A horse race is a sport where horses compete over different distances to earn prizes. There are many types of races, including sprints (or short races), distance races, and endurance races. In general, speed is considered a necessary skill for winning a race.
Historically, racing has been dominated by horses that are known for their speed and endurance. These animals are generally called Thoroughbreds, although there are also several other breeds.
There are a wide variety of races, ranging from the most basic to the most prestigious. The most common type of horse race is the flat race, which involves horses running over short distances of up to two and a half miles. The most prestigious flat races include the Prix de l’Arc de Triomphe, Melbourne Cup, Japan Cup and Epsom Derby.
In the United States, the Kentucky Derby and Preakness Stakes are among the most important flat races. The Derby is the first leg of the Triple Crown, a series of three prestigious flat races that culminates in the Belmont Stakes.
The oldest type of racing is the match race, in which two or more horses compete against each other. In the earliest matches, the owners provided the purse. The wagers were private and not made by bettors, though in the modern era, horse betting has evolved into bookmaking and pari-mutuel pools.
Early matches involved four-mile heats, with the winner of two heats advancing to the final race. The final race was usually a dash for three-year-olds carrying level weights; some races continued to be dashes for older horses until the late 19th century.
There were also long-distance races, called routes, in which horses ran over distances up to a mile. These were often contested by older horses, which are less fast than their younger counterparts and therefore carry heavier weights than them.

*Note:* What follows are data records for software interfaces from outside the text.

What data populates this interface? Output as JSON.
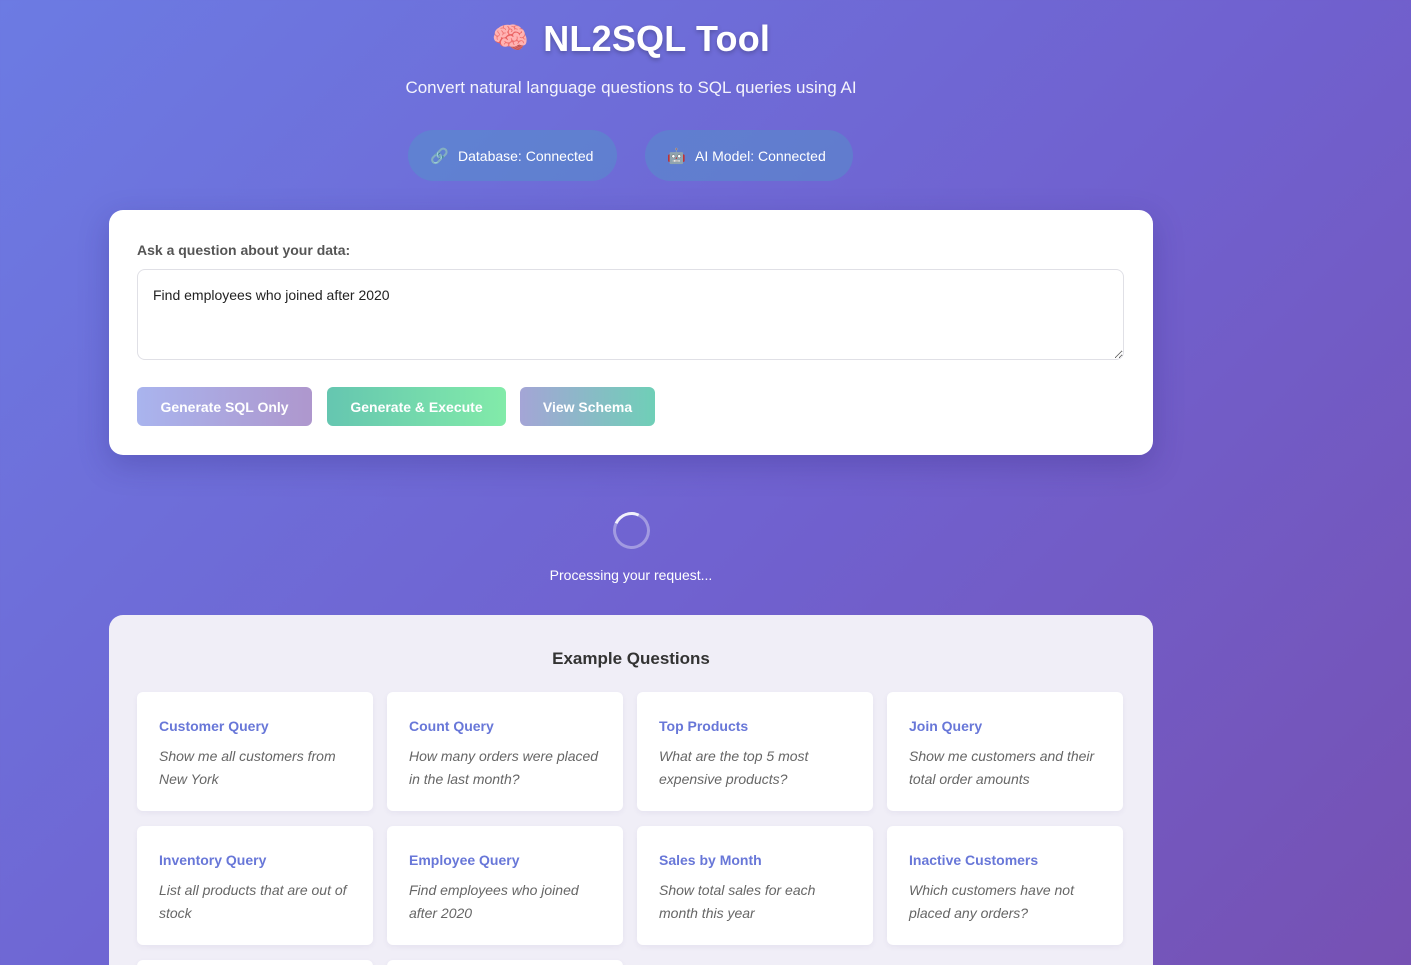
{
  "header": {
    "icon": "🧠",
    "title": "NL2SQL Tool",
    "subtitle": "Convert natural language questions to SQL queries using AI"
  },
  "status": {
    "database": {
      "icon": "🔗",
      "label": "Database: Connected"
    },
    "ai_model": {
      "icon": "🤖",
      "label": "AI Model: Connected"
    }
  },
  "query": {
    "label": "Ask a question about your data:",
    "value": "Find employees who joined after 2020"
  },
  "buttons": {
    "generate_sql": "Generate SQL Only",
    "generate_execute": "Generate & Execute",
    "view_schema": "View Schema"
  },
  "loading": {
    "text": "Processing your request..."
  },
  "examples": {
    "title": "Example Questions",
    "cards": [
      {
        "title": "Customer Query",
        "question": "Show me all customers from New York"
      },
      {
        "title": "Count Query",
        "question": "How many orders were placed in the last month?"
      },
      {
        "title": "Top Products",
        "question": "What are the top 5 most expensive products?"
      },
      {
        "title": "Join Query",
        "question": "Show me customers and their total order amounts"
      },
      {
        "title": "Inventory Query",
        "question": "List all products that are out of stock"
      },
      {
        "title": "Employee Query",
        "question": "Find employees who joined after 2020"
      },
      {
        "title": "Sales by Month",
        "question": "Show total sales for each month this year"
      },
      {
        "title": "Inactive Customers",
        "question": "Which customers have not placed any orders?"
      }
    ]
  }
}
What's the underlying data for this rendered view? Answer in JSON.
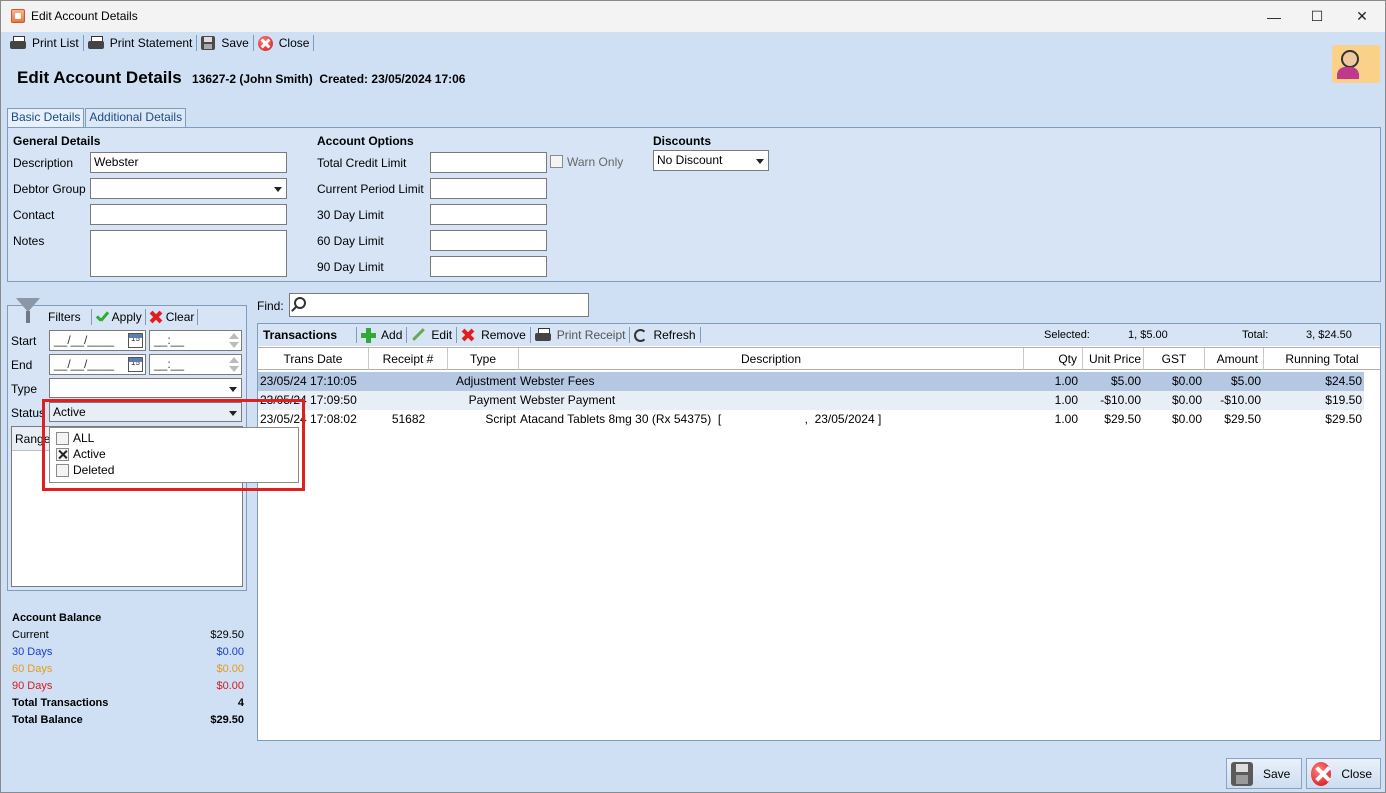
{
  "window": {
    "title": "Edit Account Details",
    "controls": {
      "minimize": "—",
      "maximize": "☐",
      "close": "✕"
    }
  },
  "toolbar": {
    "print_list": "Print List",
    "print_statement": "Print Statement",
    "save": "Save",
    "close": "Close"
  },
  "header": {
    "title": "Edit Account Details",
    "account": "13627-2 (John Smith)",
    "created": "Created: 23/05/2024 17:06"
  },
  "tabs": [
    "Basic Details",
    "Additional Details"
  ],
  "general": {
    "heading": "General Details",
    "description_label": "Description",
    "description_value": "Webster",
    "debtor_group_label": "Debtor Group",
    "debtor_group_value": "",
    "contact_label": "Contact",
    "contact_value": "",
    "notes_label": "Notes",
    "notes_value": ""
  },
  "account_options": {
    "heading": "Account Options",
    "total_credit_limit_label": "Total Credit Limit",
    "warn_only_label": "Warn Only",
    "current_period_limit_label": "Current Period Limit",
    "day30_label": "30 Day Limit",
    "day60_label": "60 Day Limit",
    "day90_label": "90 Day Limit"
  },
  "discounts": {
    "heading": "Discounts",
    "value": "No Discount"
  },
  "filters": {
    "title": "Filters",
    "apply": "Apply",
    "clear": "Clear",
    "start_label": "Start",
    "end_label": "End",
    "type_label": "Type",
    "status_label": "Status",
    "date_placeholder": "__/__/____",
    "time_placeholder": "__:__",
    "cal_day": "15",
    "status_value": "Active",
    "range_label": "Range"
  },
  "status_popup": {
    "options": [
      {
        "label": "ALL",
        "checked": false
      },
      {
        "label": "Active",
        "checked": true
      },
      {
        "label": "Deleted",
        "checked": false
      }
    ]
  },
  "account_balance": {
    "heading": "Account Balance",
    "current_label": "Current",
    "current_value": "$29.50",
    "d30_label": "30 Days",
    "d30_value": "$0.00",
    "d60_label": "60 Days",
    "d60_value": "$0.00",
    "d90_label": "90 Days",
    "d90_value": "$0.00",
    "total_trans_label": "Total Transactions",
    "total_trans_value": "4",
    "total_balance_label": "Total Balance",
    "total_balance_value": "$29.50",
    "colors": {
      "d30": "#1a3fc7",
      "d60": "#e89a1a",
      "d90": "#d61b1b"
    }
  },
  "find": {
    "label": "Find:"
  },
  "transactions": {
    "title": "Transactions",
    "add": "Add",
    "edit": "Edit",
    "remove": "Remove",
    "print_receipt": "Print Receipt",
    "refresh": "Refresh",
    "selected_label": "Selected:",
    "selected_value": "1, $5.00",
    "total_label": "Total:",
    "total_value": "3, $24.50",
    "columns": [
      "Trans Date",
      "Receipt #",
      "Type",
      "Description",
      "Qty",
      "Unit Price",
      "GST",
      "Amount",
      "Running Total"
    ],
    "rows": [
      {
        "date": "23/05/24 17:10:05",
        "receipt": "",
        "type": "Adjustment",
        "description": "Webster Fees",
        "qty": "1.00",
        "unit_price": "$5.00",
        "gst": "$0.00",
        "amount": "$5.00",
        "running": "$24.50"
      },
      {
        "date": "23/05/24 17:09:50",
        "receipt": "",
        "type": "Payment",
        "description": "Webster Payment",
        "qty": "1.00",
        "unit_price": "-$10.00",
        "gst": "$0.00",
        "amount": "-$10.00",
        "running": "$19.50"
      },
      {
        "date": "23/05/24 17:08:02",
        "receipt": "51682",
        "type": "Script",
        "description": "Atacand Tablets 8mg 30 (Rx 54375)  [                         ,  23/05/2024 ]",
        "qty": "1.00",
        "unit_price": "$29.50",
        "gst": "$0.00",
        "amount": "$29.50",
        "running": "$29.50"
      }
    ]
  },
  "footer": {
    "save": "Save",
    "close": "Close"
  }
}
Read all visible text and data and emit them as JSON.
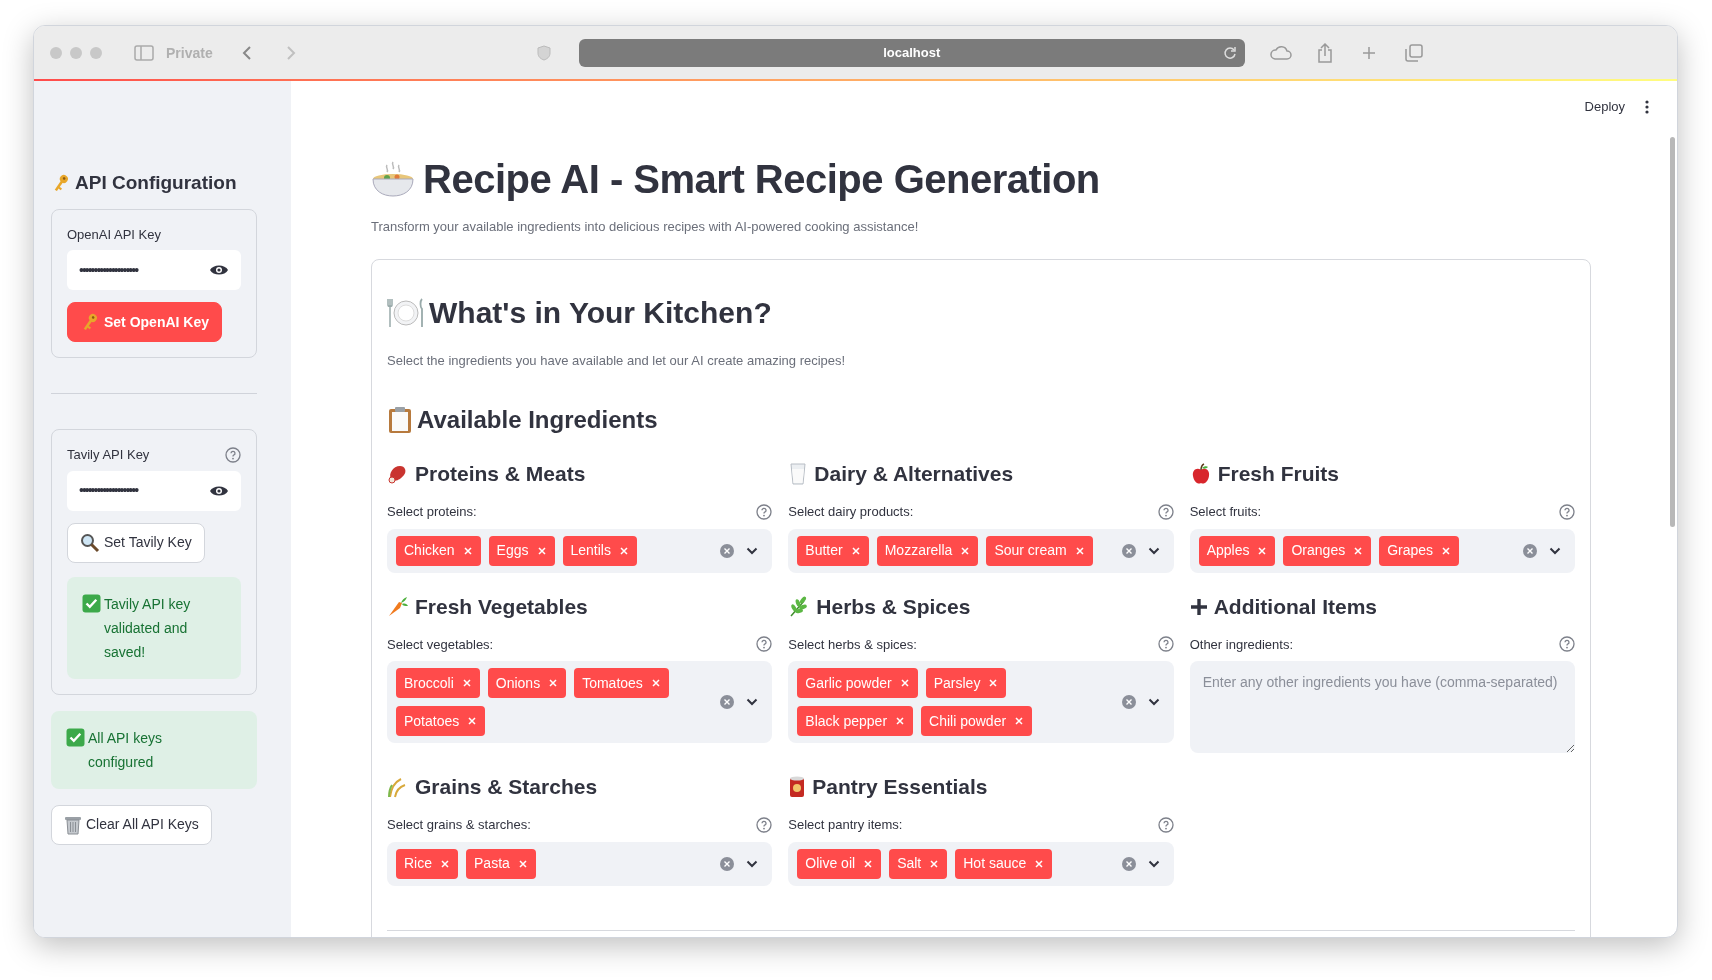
{
  "browser": {
    "private_label": "Private",
    "address": "localhost"
  },
  "sidebar": {
    "title": "API Configuration",
    "keys": [
      {
        "label": "OpenAI API Key",
        "value": "••••••••••••••••••••",
        "help": false,
        "button": "Set OpenAI Key",
        "primary": true
      },
      {
        "label": "Tavily API Key",
        "value": "••••••••••••••••••••",
        "help": true,
        "button": "Set Tavily Key",
        "primary": false,
        "message": "Tavily API key validated and saved!"
      }
    ],
    "status_message": "All API keys configured",
    "clear_button": "Clear All API Keys"
  },
  "header": {
    "deploy": "Deploy"
  },
  "title": "Recipe AI - Smart Recipe Generation",
  "subtitle": "Transform your available ingredients into delicious recipes with AI-powered cooking assistance!",
  "kitchen": {
    "title": "What's in Your Kitchen?",
    "description": "Select the ingredients you have available and let our AI create amazing recipes!",
    "section_title": "Available Ingredients",
    "categories": [
      {
        "title": "Proteins & Meats",
        "label": "Select proteins:",
        "kind": "multiselect",
        "tags": [
          "Chicken",
          "Eggs",
          "Lentils"
        ]
      },
      {
        "title": "Dairy & Alternatives",
        "label": "Select dairy products:",
        "kind": "multiselect",
        "tags": [
          "Butter",
          "Mozzarella",
          "Sour cream"
        ]
      },
      {
        "title": "Fresh Fruits",
        "label": "Select fruits:",
        "kind": "multiselect",
        "tags": [
          "Apples",
          "Oranges",
          "Grapes"
        ]
      },
      {
        "title": "Fresh Vegetables",
        "label": "Select vegetables:",
        "kind": "multiselect",
        "tags": [
          "Broccoli",
          "Onions",
          "Tomatoes",
          "Potatoes"
        ]
      },
      {
        "title": "Herbs & Spices",
        "label": "Select herbs & spices:",
        "kind": "multiselect",
        "tags": [
          "Garlic powder",
          "Parsley",
          "Black pepper",
          "Chili powder"
        ]
      },
      {
        "title": "Additional Items",
        "label": "Other ingredients:",
        "kind": "textarea",
        "placeholder": "Enter any other ingredients you have (comma-separated)"
      },
      {
        "title": "Grains & Starches",
        "label": "Select grains & starches:",
        "kind": "multiselect",
        "tags": [
          "Rice",
          "Pasta"
        ]
      },
      {
        "title": "Pantry Essentials",
        "label": "Select pantry items:",
        "kind": "multiselect",
        "tags": [
          "Olive oil",
          "Salt",
          "Hot sauce"
        ]
      }
    ]
  }
}
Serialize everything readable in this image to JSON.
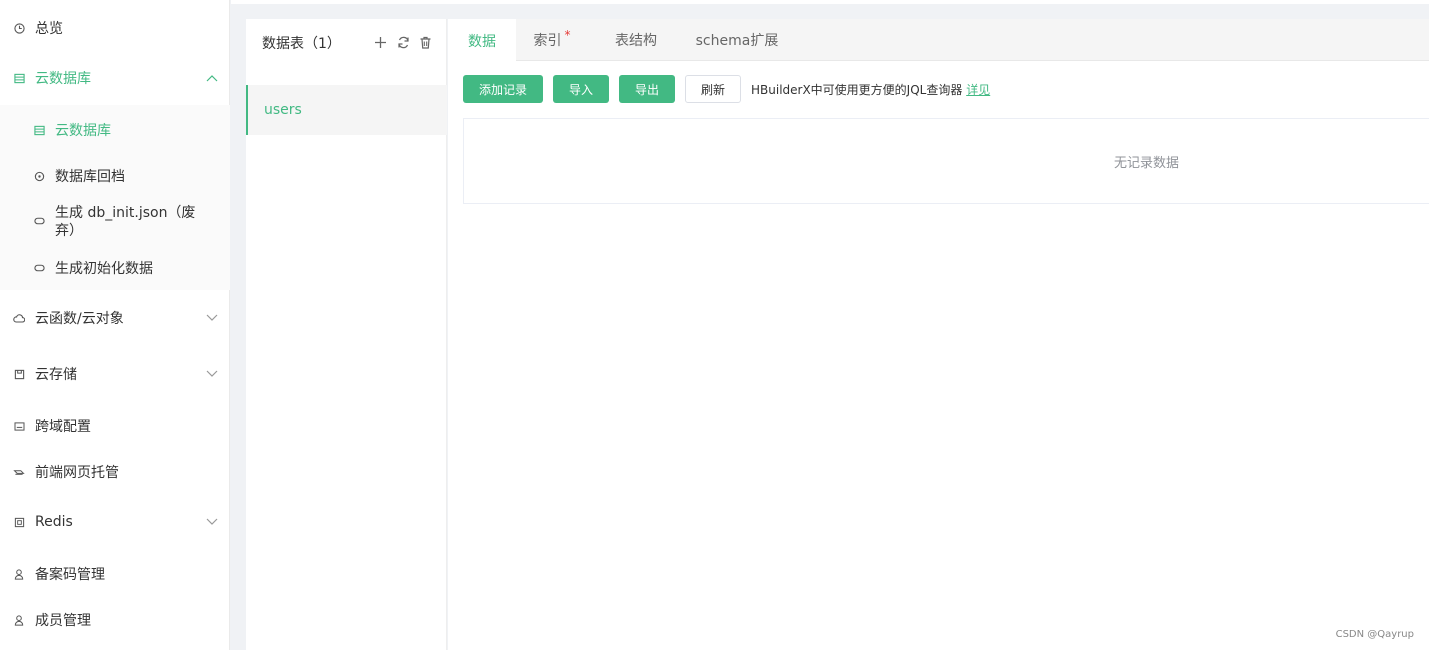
{
  "sidebar": {
    "items": [
      {
        "label": "总览",
        "icon": "clock-icon"
      },
      {
        "label": "云数据库",
        "icon": "database-icon",
        "expanded": true
      },
      {
        "label": "云数据库",
        "icon": "database-icon",
        "active": true
      },
      {
        "label": "数据库回档",
        "icon": "restore-icon"
      },
      {
        "label": "生成 db_init.json（废弃）",
        "icon": "link-icon"
      },
      {
        "label": "生成初始化数据",
        "icon": "link-icon"
      },
      {
        "label": "云函数/云对象",
        "icon": "cloud-icon"
      },
      {
        "label": "云存储",
        "icon": "storage-icon"
      },
      {
        "label": "跨域配置",
        "icon": "cors-icon"
      },
      {
        "label": "前端网页托管",
        "icon": "hosting-icon"
      },
      {
        "label": "Redis",
        "icon": "redis-icon"
      },
      {
        "label": "备案码管理",
        "icon": "user-icon"
      },
      {
        "label": "成员管理",
        "icon": "user-icon"
      }
    ]
  },
  "tables": {
    "title": "数据表（1）",
    "rows": [
      "users"
    ]
  },
  "tabs": [
    {
      "label": "数据",
      "active": true
    },
    {
      "label": "索引",
      "required": "*"
    },
    {
      "label": "表结构"
    },
    {
      "label": "schema扩展"
    }
  ],
  "toolbar": {
    "add": "添加记录",
    "import": "导入",
    "export": "导出",
    "refresh": "刷新",
    "hint": "HBuilderX中可使用更方便的JQL查询器",
    "hint_link": "详见"
  },
  "empty_text": "无记录数据",
  "watermark": "CSDN @Qayrup",
  "colors": {
    "accent": "#42b983",
    "required": "#e53935"
  }
}
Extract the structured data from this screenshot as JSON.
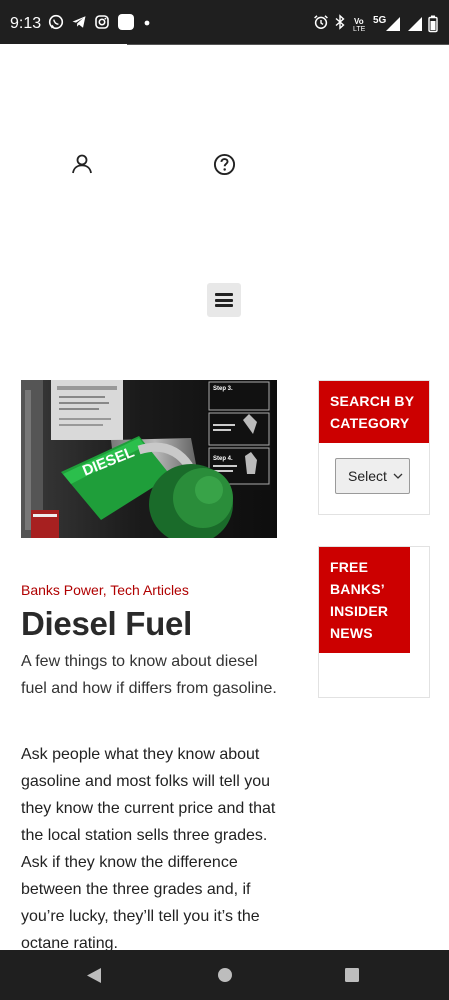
{
  "status_bar": {
    "time": "9:13",
    "network_labels": {
      "volte_top": "Vo",
      "volte_bottom": "LTE",
      "generation": "5G"
    },
    "icons": [
      "whatsapp-icon",
      "telegram-icon",
      "instagram-icon",
      "app-icon",
      "dot-icon",
      "alarm-icon",
      "bluetooth-icon",
      "volte-icon",
      "signal-icon",
      "signal-icon",
      "battery-icon"
    ]
  },
  "header": {
    "icons": [
      "account-icon",
      "help-icon"
    ],
    "menu_icon": "hamburger-menu-icon"
  },
  "article": {
    "hero_image": {
      "pump_label": "DIESEL",
      "step_labels": [
        "Step 3.",
        "Step 4."
      ]
    },
    "categories": [
      "Banks Power",
      "Tech Articles"
    ],
    "category_separator": ", ",
    "title": "Diesel Fuel",
    "subtitle": "A few things to know about diesel fuel and how if differs from gasoline.",
    "body": "Ask people what they know about gasoline and most folks will tell you they know the current price and that the local station sells three grades. Ask if they know the difference between the three grades and, if you’re lucky, they’ll tell you it’s the octane rating."
  },
  "sidebar": {
    "search_widget": {
      "title": "SEARCH BY CATEGORY",
      "select_value": "Select"
    },
    "news_widget": {
      "title": "FREE BANKS’ INSIDER NEWS"
    }
  },
  "nav_bar": {
    "icons": [
      "back-icon",
      "home-icon",
      "recents-icon"
    ]
  },
  "colors": {
    "accent_red": "#cc0000",
    "category_red": "#b00000",
    "status_bar_bg": "#1f1f1f",
    "pump_green": "#1f9e3a"
  }
}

A horse race can be a thrilling event, but it is also cruel to the animals that participate in them. The animals are subjected to harsh training practices and abuse. They are drugged and whipped, forced to run too young, and pushed beyond their physical and emotional limits.
In the United States, racing has become increasingly controversial, with animal rights activists pressing for reforms and horse welfare advocates pushing for the end of cruelty. PETA, for example, has done extensive research on the industry’s treatment of its animals and has launched campaigns to curb it.
While there are positive developments in the industry, a number of issues remain unresolved. Some of these include the treatment of young horses, the use of banned drugs, and the transport of American thoroughbreds to slaughterhouses abroad.
Despite improvements, the racing industry is still plagued by serious animal rights violations, and there are countless stories of cruelty, abuse and death that go unseen. This is not to mention the devastating impact of racing on the economy and the environment.